There were two facets to YALLFest: panels of YA authors discussing and sharing about their lives, writing processes, and plans; and opportunities to have fan favorite books autographed by their authors and receive swag giveaways.
As a yet-to-be-published author, the panel insights were fascinating, but I quickly realized that the majority of the content was geared toward the fans—avid, passionate fans of the YA genre. Most that I saw were twenty-something women, white, teachers, librarians, or eager to become literary agents.
While I waited in line for Max Brallier to sign my son's copy of The Last Kids on Earth and the Forbidden Fortress, elementary and middle school aged kids (mostly boys) frollicked as their parents held their spots in the queue. There were people there just to collect memorabilia, and others who dreamed of writing professionally and wanted to find out where to start. Young people in the LGBTQ+ community applauded the authors who made sure they felt seen in their cherished books—authors who wished their own younger selves had the same options at the library.
My first event turned out to be nothing more than a book signing. I'll admit, at first I was disappointed not to receive a presentaton ripe with industry insight, which is what I understood it to be.
But, when I realized that this was an opportunity to gain understanding of the readership I hoped to attract, I settled into anthropologist mode. I was in line with them, mingling among their ranks as they thirsted for autographs and strategized how to collect them all in time.
A young woman and recent college grad also in line regaled me with stories of past signing events.

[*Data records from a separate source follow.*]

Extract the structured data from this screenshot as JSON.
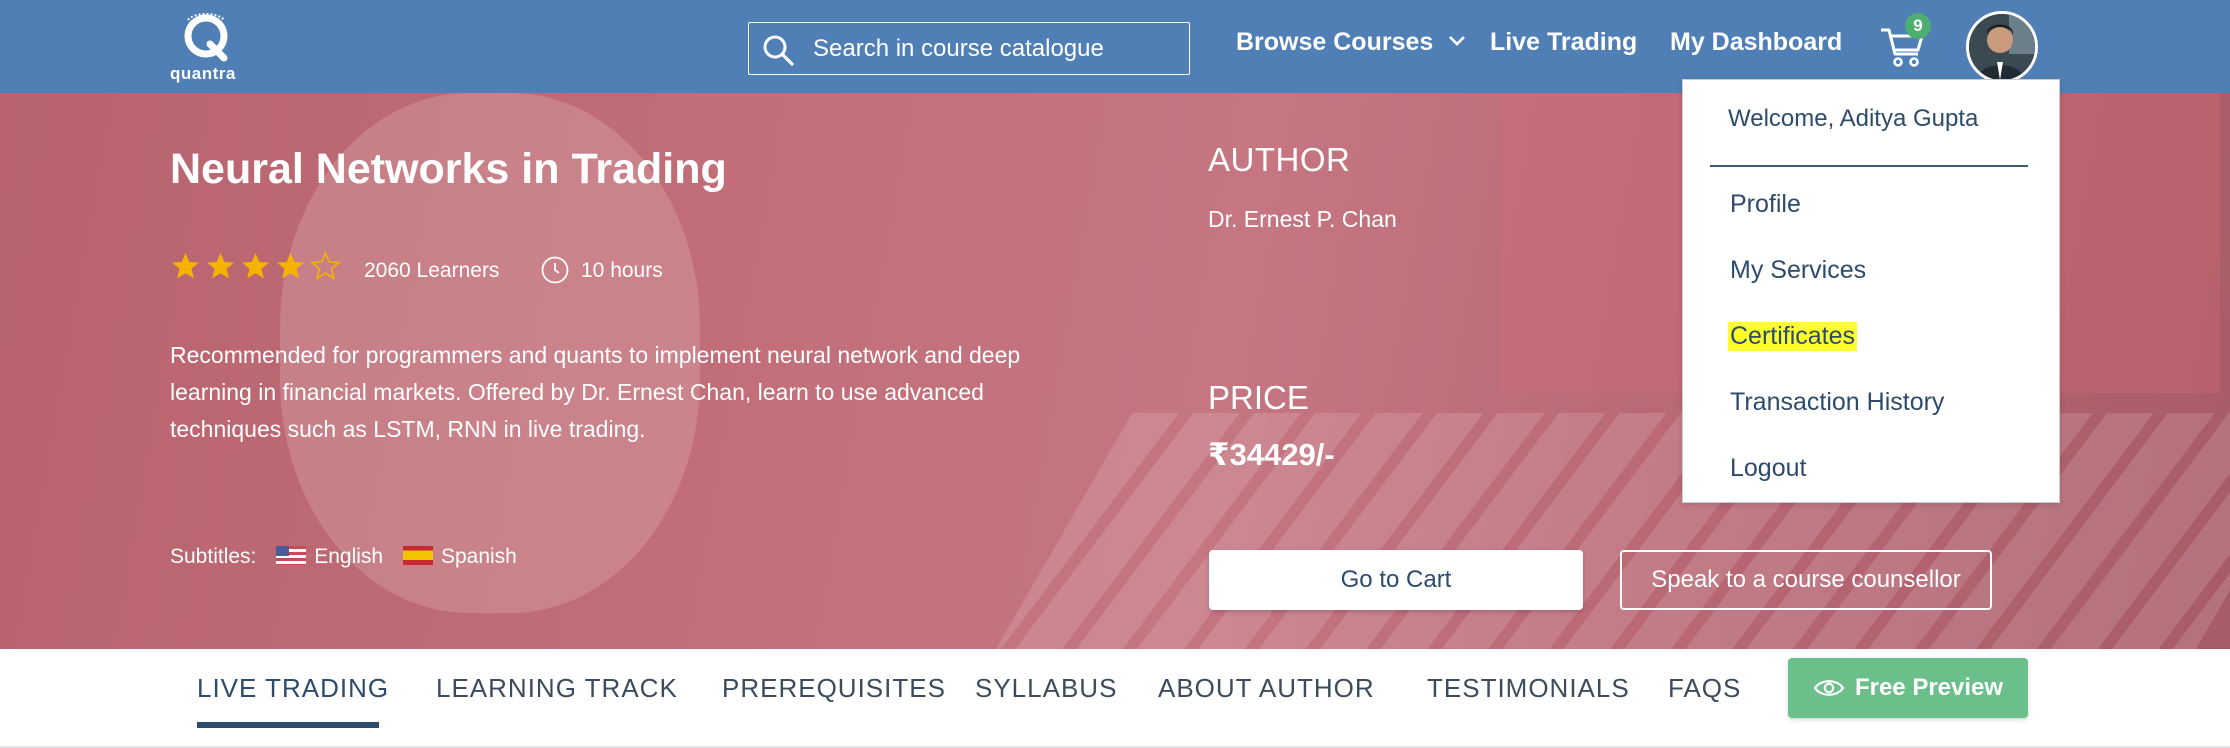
{
  "header": {
    "logo_text": "quantra",
    "search_placeholder": "Search in course catalogue",
    "nav": {
      "browse_courses": "Browse Courses",
      "live_trading": "Live Trading",
      "my_dashboard": "My Dashboard"
    },
    "cart_count": "9"
  },
  "course": {
    "title": "Neural Networks in Trading",
    "rating": 4,
    "rating_max": 5,
    "learners": "2060 Learners",
    "duration": "10 hours",
    "description": "Recommended for programmers and quants to implement neural network and deep learning in financial markets. Offered by Dr. Ernest Chan, learn to use advanced techniques such as LSTM, RNN in live trading.",
    "subtitles_label": "Subtitles:",
    "subtitles": [
      "English",
      "Spanish"
    ],
    "author_heading": "AUTHOR",
    "author_name": "Dr. Ernest P. Chan",
    "price_heading": "PRICE",
    "price": "₹34429/-",
    "go_to_cart": "Go to Cart",
    "speak_counsellor": "Speak to a course counsellor"
  },
  "user_menu": {
    "welcome": "Welcome, Aditya Gupta",
    "items": [
      "Profile",
      "My Services",
      "Certificates",
      "Transaction History",
      "Logout"
    ],
    "highlighted": "Certificates",
    "highlight_color": "#ffff2e"
  },
  "tabs": {
    "items": [
      "LIVE TRADING",
      "LEARNING TRACK",
      "PREREQUISITES",
      "SYLLABUS",
      "ABOUT AUTHOR",
      "TESTIMONIALS",
      "FAQS"
    ],
    "active": "LIVE TRADING",
    "free_preview": "Free Preview"
  },
  "colors": {
    "header_bg": "#4f7fb5",
    "hero_tint": "#c26f7a",
    "star": "#f5b300",
    "badge": "#4cae71",
    "preview_button": "#6bbf8a",
    "text_dark": "#2d4b6b"
  },
  "icons": {
    "search": "search-icon",
    "chevron": "chevron-down-icon",
    "cart": "cart-icon",
    "clock": "clock-icon",
    "eye": "eye-icon"
  }
}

She smiled when she recounted the time a beloved author shared a joke with her. This avid YA fan attended YALLFest every year with her mother, who stood at the ready with a rolling caddy of books. I wanted to understand why she waited in these lines for hours for a few seconds' connection with a writer and a signature to remember them by, and asked her if her signed editions would appreciate in value.
"I'll never sell them," she said and I believed her.

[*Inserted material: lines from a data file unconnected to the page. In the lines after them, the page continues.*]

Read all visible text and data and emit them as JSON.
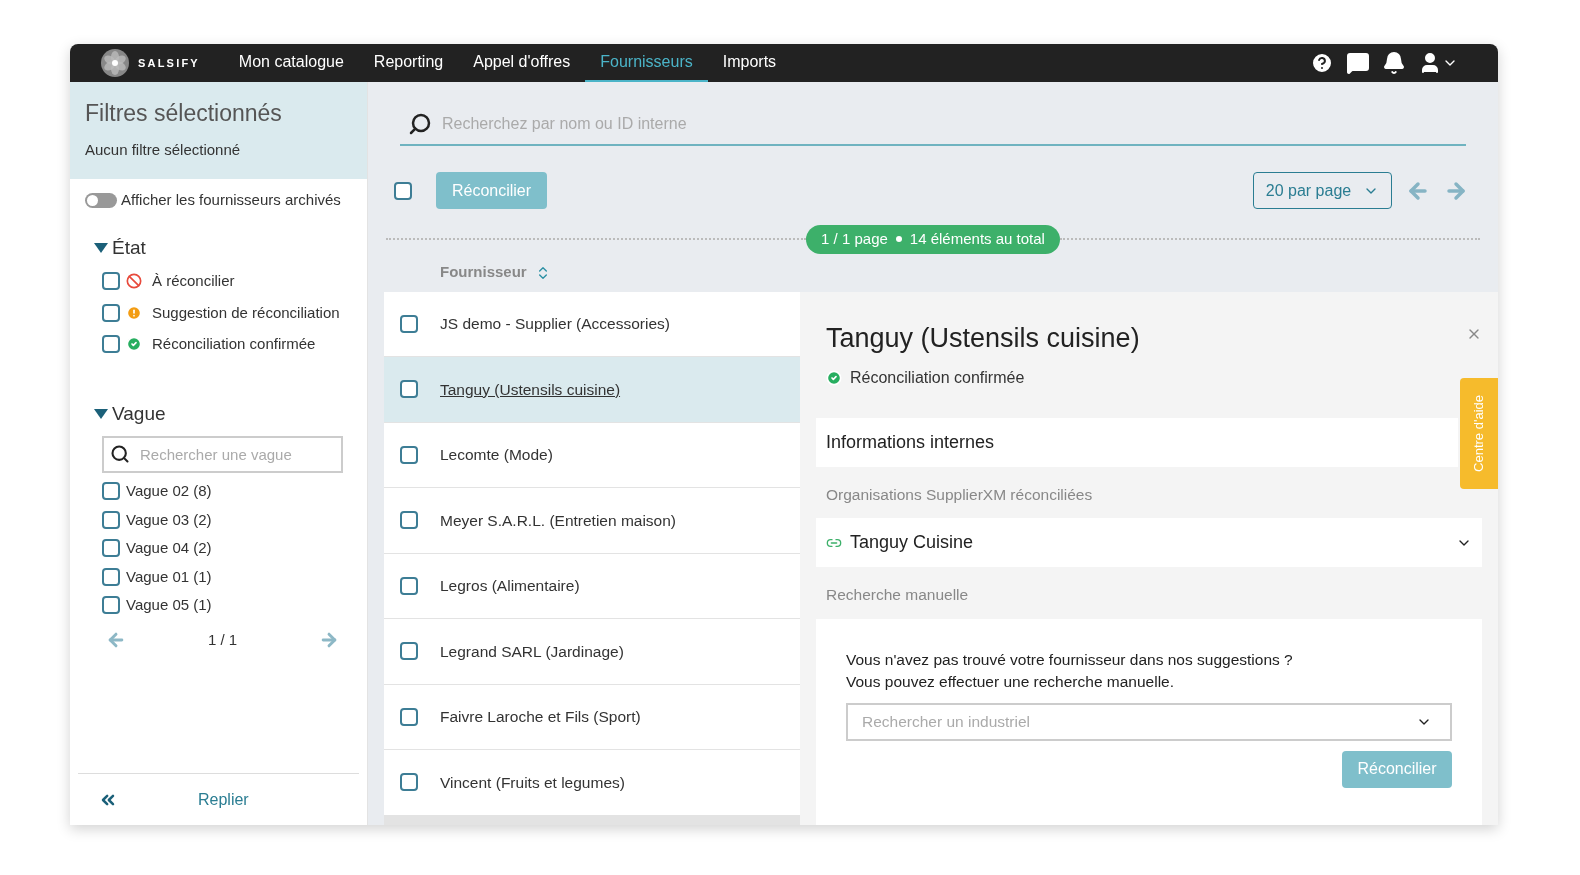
{
  "nav": {
    "logo": "SALSIFY",
    "items": [
      {
        "label": "Mon catalogue",
        "selected": false
      },
      {
        "label": "Reporting",
        "selected": false
      },
      {
        "label": "Appel d'offres",
        "selected": false
      },
      {
        "label": "Fournisseurs",
        "selected": true
      },
      {
        "label": "Imports",
        "selected": false
      }
    ]
  },
  "sidebar": {
    "title": "Filtres sélectionnés",
    "subtitle": "Aucun filtre sélectionné",
    "archived_toggle": {
      "label": "Afficher les fournisseurs archivés",
      "on": false
    },
    "etat": {
      "title": "État",
      "expanded": true,
      "items": [
        {
          "label": "À réconcilier",
          "checked": false,
          "kind": "blocked"
        },
        {
          "label": "Suggestion de réconciliation",
          "checked": false,
          "kind": "warning"
        },
        {
          "label": "Réconciliation confirmée",
          "checked": false,
          "kind": "confirmed"
        }
      ]
    },
    "vague": {
      "title": "Vague",
      "expanded": true,
      "search": {
        "placeholder": "Rechercher une vague"
      },
      "items": [
        {
          "label": "Vague 02 (8)",
          "checked": false
        },
        {
          "label": "Vague 03 (2)",
          "checked": false
        },
        {
          "label": "Vague 04 (2)",
          "checked": false
        },
        {
          "label": "Vague 01 (1)",
          "checked": false
        },
        {
          "label": "Vague 05 (1)",
          "checked": false
        }
      ],
      "pagination": "1 / 1"
    },
    "collapse": "Replier"
  },
  "main": {
    "search": {
      "placeholder": "Recherchez par nom ou ID interne"
    },
    "select_all": {
      "checked": false
    },
    "reconcile_button": {
      "label": "Réconcilier",
      "disabled": true
    },
    "per_page": "20 par page",
    "summary": {
      "pages": "1 / 1 page",
      "total": "14 éléments au total"
    },
    "column": "Fournisseur",
    "rows": [
      {
        "name": "JS demo - Supplier (Accessories)",
        "checked": false,
        "selected": false
      },
      {
        "name": "Tanguy (Ustensils cuisine)",
        "checked": false,
        "selected": true
      },
      {
        "name": "Lecomte (Mode)",
        "checked": false,
        "selected": false
      },
      {
        "name": "Meyer S.A.R.L. (Entretien maison)",
        "checked": false,
        "selected": false
      },
      {
        "name": "Legros (Alimentaire)",
        "checked": false,
        "selected": false
      },
      {
        "name": "Legrand SARL (Jardinage)",
        "checked": false,
        "selected": false
      },
      {
        "name": "Faivre Laroche et Fils (Sport)",
        "checked": false,
        "selected": false
      },
      {
        "name": "Vincent (Fruits et legumes)",
        "checked": false,
        "selected": false
      }
    ]
  },
  "detail": {
    "title": "Tanguy (Ustensils cuisine)",
    "status": {
      "label": "Réconciliation confirmée",
      "kind": "confirmed"
    },
    "internal_info": "Informations internes",
    "orgs_heading": "Organisations SupplierXM réconciliées",
    "orgs": [
      {
        "name": "Tanguy Cuisine"
      }
    ],
    "manual_heading": "Recherche manuelle",
    "manual_text": [
      "Vous n'avez pas trouvé votre fournisseur dans nos suggestions ?",
      "Vous pouvez effectuer une recherche manuelle."
    ],
    "manual_search": {
      "placeholder": "Rechercher un industriel"
    },
    "reconcile_button": {
      "label": "Réconcilier",
      "disabled": true
    }
  },
  "help_tab": "Centre d'aide"
}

Listening to her, I felt her longing to be near the minds that created the worlds where she wanted to exist. Worlds where she is strong and ready for the next quest, the next level of understanding, the next romance. I am so grateful to have met her and many others whose passion lifts stories like a rising tide.
Going forward, I will remember to seek out and get to know every audience for whom I write.